     I watched a family owned liquor store set up a barbeque grill, out their back door. It didn't take long for a  barbeque catering and wine tasting company to spin off. They basically became their own best customer. I watched their Bingo Parlor transform into the catering business. Yup they would have qualifies as 4 out of 5'ers. So I'm going to tell you what they never do. If you've tried and failed, ponder a while and try again. The odds are changing in your favor. One of the things we need to do is stop believing the "sort of" information people keep giving us,
    I spoke to the plant superintendent of  rather large electronics company a few years ago. He said that in his industry people are  only accurate about half of the time. I was pretty shocked with his 55% figure. He went on to say that anyone in his industry anyone that was accurate 85% of the time would be considered genius level. I started thinking, There is no way I could be wrong 15% of the time and still be in business. You won't be able to either. Here's how to get your accuracy rate up. Most people fire back answers at questions like they have a machine gun, professionals at automatic fire, fire in short bursts. We are going to add a pause and a question from us between their question and our answer. Goes something like this. Your kid in the back seat of the car says, "Dad, Are greyhounds yellow? Instead of your usual fast all knowing answer of "No" you respond with "Why? Your son says"'cause if that's not a Greyhound, then it's a schoolbus coming directly at us."  Pause, clarify the question.
    I'm going to let you in on a little secret. Very few people, just a couple of close employees and imediate family members, know this about me. I'm really two people! There's the amazing can do anything at the jewelers bench guy, according to the standing behind the counter talking to a customer me. And there's the "Holly buckets of grease Batman, What have you gotten me into this time? How cheap am I going to have to do this little bit of wonderment?" guy, when I'm seated at the bench. I swear my IQ goes up ten points when I sit at the jewelers bench.

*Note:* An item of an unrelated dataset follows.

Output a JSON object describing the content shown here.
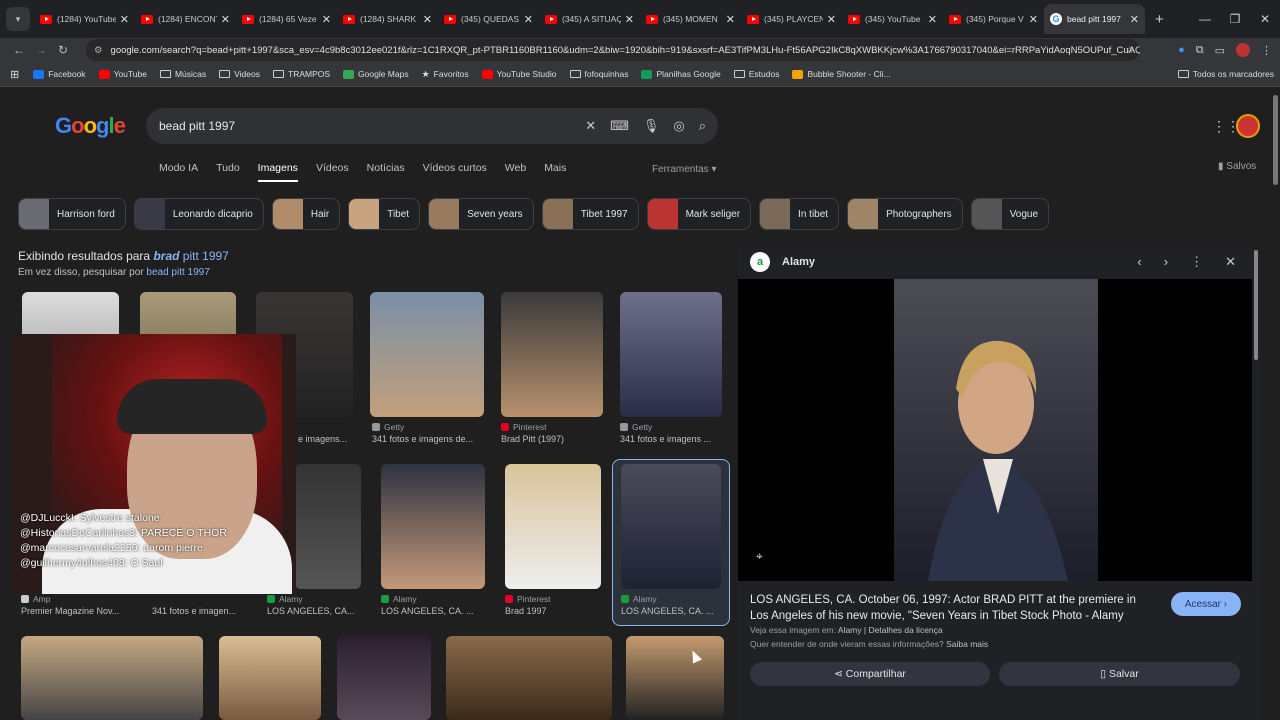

   This week I'll blog some more on this making it-doing it stuff. I'm pretty solidly in like with destination marketing,  selling directly to my own retail customers and a synergistic approach to being artist-designer-craftsman. Hope you enjoy